Competition in the electric industry has saved Illinois customers $37 billion over the past 16 years, a recent report concludes.
The report, issued by the Illinois Manufacturers' Association, Illinois Retail Merchants Association, Illinois Chamber of Commerce, and the Illinois Business Roundtable, found that the average Illinois household saved $3,600 due to the introduction of electricity competition, or about $240 annually.
Industrial, commercial, government, and non-profit customers received $19 billion of the savings, which they could use for reinvestment and job creation.
When Illinois began implementing electricity competition in mid-1998, Illinois had the 13th highest average electricity prices in the United States. In 2013, Illinois' average electricity prices were among the ten lowest in the country.
"Illinois [electricity] prices have decreased at the same time that prices in the other states in the region have increased. Rates in Indiana, Michigan and Wisconsin, where customer choice is either prohibited or severely limited, have risen rapidly. In Ohio, rates have flattened out as the state has embraced competition," the report said.
"Illinois' success in reforming and restructuring energy supply with a focus on customer choice and open markets should stand as a beacon for the development of solutions to other problems facing Illinois that may now seem as intractable as our utility problems once did," the business groups said.
"Electricity at our refinery is one of our biggest expenses, which is also true for many large industrial plants in Illinois," said John Van Der Molen, Energy Procurement Manager for Marathon Petroleum Company, which has a refinery in Robinson, Illinois.

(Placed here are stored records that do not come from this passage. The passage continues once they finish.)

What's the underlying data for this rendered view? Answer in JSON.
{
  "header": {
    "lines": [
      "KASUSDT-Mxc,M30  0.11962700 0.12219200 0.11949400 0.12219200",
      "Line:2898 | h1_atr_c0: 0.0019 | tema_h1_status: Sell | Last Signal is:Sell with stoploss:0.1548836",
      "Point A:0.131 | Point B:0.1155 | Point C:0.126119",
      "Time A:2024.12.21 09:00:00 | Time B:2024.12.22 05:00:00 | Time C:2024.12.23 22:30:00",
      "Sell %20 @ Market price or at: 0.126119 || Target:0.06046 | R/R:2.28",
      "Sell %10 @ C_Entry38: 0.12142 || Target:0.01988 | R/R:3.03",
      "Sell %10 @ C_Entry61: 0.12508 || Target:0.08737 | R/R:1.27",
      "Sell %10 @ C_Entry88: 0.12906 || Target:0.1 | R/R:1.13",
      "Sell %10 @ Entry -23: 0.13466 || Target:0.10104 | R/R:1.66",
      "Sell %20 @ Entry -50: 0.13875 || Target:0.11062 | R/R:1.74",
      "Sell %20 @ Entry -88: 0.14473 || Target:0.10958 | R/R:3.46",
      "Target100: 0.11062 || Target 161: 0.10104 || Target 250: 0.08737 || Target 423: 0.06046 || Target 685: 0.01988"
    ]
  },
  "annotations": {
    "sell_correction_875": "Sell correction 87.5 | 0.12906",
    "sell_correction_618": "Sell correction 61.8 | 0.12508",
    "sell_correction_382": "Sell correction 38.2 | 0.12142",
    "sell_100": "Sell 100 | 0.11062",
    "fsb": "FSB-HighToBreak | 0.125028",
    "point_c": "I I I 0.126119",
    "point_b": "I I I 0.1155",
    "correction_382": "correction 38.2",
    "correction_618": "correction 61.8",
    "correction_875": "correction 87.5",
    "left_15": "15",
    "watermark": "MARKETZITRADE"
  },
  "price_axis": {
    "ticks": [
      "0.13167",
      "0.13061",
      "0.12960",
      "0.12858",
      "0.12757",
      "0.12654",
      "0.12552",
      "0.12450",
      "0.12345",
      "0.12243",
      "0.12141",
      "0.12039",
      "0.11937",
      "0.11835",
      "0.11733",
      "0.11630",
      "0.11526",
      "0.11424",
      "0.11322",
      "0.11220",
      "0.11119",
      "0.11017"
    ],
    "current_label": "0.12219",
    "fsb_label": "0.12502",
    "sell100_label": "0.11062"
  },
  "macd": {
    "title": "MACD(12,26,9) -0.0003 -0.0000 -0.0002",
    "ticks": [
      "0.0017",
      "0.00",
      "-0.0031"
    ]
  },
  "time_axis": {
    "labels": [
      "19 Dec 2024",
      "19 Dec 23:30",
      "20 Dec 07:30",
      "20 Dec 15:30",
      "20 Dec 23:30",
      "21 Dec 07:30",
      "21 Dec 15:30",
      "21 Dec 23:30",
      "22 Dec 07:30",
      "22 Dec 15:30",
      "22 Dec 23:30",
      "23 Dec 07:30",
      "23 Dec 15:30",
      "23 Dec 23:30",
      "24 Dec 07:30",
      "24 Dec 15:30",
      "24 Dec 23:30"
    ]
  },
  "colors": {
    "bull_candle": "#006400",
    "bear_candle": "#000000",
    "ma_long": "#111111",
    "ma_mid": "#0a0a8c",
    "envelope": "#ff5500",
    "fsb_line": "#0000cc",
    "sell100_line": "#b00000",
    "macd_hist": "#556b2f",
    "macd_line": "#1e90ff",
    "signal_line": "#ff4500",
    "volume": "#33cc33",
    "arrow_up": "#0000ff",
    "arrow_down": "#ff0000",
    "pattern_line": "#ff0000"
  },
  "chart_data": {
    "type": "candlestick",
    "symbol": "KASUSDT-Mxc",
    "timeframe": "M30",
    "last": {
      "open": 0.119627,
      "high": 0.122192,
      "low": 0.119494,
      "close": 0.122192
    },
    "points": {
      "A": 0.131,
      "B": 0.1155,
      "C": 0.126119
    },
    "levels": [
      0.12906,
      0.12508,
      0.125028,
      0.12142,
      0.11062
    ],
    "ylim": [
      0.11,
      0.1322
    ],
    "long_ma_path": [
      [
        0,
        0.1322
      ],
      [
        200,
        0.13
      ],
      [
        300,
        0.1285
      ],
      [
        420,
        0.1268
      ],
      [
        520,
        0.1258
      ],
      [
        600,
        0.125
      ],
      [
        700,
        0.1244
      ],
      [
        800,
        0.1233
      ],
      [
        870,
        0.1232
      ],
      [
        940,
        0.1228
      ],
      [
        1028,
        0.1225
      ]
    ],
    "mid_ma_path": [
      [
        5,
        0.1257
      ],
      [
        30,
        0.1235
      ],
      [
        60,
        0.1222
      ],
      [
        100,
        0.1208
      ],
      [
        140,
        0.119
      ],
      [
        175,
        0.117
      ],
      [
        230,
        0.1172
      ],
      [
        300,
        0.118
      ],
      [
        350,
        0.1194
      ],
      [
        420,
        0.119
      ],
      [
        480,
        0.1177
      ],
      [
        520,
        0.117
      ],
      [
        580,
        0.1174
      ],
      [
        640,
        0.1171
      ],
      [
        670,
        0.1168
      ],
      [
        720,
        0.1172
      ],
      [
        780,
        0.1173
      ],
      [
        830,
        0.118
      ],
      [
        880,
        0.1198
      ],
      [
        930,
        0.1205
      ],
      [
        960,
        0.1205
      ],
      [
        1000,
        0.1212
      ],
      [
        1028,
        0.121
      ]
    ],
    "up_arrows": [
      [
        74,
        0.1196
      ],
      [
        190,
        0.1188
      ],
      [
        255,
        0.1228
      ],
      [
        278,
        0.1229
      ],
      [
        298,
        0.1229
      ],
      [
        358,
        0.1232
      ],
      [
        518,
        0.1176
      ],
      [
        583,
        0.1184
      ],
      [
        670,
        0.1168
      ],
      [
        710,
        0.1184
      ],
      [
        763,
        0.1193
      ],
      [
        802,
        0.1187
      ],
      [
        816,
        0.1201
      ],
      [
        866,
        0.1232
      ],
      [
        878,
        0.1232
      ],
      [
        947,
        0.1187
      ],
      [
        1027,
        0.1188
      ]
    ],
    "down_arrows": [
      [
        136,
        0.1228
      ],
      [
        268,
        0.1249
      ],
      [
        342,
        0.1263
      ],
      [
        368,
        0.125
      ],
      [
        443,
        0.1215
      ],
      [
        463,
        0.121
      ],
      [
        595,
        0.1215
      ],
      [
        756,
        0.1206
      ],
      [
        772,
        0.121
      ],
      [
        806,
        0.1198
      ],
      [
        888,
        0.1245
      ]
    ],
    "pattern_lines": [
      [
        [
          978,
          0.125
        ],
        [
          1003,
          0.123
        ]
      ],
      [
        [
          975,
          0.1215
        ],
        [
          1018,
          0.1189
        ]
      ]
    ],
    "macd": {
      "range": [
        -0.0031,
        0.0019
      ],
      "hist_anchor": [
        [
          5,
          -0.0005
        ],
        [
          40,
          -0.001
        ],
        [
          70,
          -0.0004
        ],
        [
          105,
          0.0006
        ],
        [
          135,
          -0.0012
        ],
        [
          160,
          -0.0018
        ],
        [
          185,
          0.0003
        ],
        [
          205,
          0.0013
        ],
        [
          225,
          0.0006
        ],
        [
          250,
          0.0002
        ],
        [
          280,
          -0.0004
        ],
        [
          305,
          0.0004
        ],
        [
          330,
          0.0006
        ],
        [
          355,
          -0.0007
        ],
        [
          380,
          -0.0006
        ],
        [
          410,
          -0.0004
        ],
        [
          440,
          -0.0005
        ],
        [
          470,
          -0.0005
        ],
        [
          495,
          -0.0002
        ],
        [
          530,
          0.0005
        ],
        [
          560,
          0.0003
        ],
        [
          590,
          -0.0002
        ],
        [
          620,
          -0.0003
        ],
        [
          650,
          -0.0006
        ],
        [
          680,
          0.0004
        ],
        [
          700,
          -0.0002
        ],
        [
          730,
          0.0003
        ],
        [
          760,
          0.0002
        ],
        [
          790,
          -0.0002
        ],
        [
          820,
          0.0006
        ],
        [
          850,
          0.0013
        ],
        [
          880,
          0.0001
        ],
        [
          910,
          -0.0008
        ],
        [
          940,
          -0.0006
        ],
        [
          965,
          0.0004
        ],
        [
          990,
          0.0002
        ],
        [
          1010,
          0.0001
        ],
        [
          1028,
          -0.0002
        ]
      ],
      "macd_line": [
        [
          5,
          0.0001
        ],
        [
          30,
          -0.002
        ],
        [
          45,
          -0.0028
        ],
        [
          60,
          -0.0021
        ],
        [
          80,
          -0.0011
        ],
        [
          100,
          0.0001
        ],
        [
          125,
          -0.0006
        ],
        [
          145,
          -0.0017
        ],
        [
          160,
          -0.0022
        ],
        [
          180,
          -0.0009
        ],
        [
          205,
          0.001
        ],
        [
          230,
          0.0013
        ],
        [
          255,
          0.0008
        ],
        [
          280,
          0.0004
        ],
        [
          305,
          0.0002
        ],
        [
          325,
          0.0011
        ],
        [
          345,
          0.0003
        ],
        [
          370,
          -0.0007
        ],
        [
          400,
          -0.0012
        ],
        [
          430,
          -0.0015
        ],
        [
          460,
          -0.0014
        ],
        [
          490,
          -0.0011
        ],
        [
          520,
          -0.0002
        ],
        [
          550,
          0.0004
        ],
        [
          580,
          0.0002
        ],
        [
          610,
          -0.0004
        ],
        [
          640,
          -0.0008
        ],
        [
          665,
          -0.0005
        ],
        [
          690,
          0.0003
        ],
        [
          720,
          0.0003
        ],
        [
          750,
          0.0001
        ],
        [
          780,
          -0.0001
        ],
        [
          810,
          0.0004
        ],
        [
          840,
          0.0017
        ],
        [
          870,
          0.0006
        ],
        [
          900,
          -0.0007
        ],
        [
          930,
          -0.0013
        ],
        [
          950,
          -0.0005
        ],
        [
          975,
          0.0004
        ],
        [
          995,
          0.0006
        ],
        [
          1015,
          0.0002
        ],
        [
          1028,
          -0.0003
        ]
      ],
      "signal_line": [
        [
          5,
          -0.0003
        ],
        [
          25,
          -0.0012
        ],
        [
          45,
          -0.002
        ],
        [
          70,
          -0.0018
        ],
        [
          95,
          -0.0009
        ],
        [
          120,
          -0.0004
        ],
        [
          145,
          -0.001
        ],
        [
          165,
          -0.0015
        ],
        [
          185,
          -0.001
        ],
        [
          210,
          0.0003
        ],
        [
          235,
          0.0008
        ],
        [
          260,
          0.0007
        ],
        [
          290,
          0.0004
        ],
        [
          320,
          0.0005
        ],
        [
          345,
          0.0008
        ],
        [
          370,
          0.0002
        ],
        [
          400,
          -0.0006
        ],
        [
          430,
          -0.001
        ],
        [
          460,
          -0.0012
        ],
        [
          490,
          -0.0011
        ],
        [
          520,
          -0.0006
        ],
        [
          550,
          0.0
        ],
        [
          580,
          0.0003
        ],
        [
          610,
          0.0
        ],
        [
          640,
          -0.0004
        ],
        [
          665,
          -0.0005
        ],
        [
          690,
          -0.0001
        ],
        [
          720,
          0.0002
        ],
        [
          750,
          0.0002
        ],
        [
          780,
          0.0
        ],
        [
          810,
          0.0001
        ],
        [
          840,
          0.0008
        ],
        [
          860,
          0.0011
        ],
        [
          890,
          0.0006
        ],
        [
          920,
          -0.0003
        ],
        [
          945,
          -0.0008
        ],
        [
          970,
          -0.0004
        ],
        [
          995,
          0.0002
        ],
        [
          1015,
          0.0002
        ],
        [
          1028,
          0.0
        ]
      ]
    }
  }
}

"The competitive [electricity] marketplace has worked by decreasing the cost for industrial users which helps us to be competitive in the industry. It's one of the best things the Illinois legislature has done in the past fifteen years," Van Der Molen said.
"Over the course of the transition to competitive electricity in Illinois, there has been significant improvement in the state's price position relative to the national average price of electricity. In the years prior to the introduction of customer choice, average Illinois electricity prices were well above the national average, consistently on the order of a 10% premium. In the years following however, average Illinois prices have been well under the national -- on average about a 9% discount," the report concluded.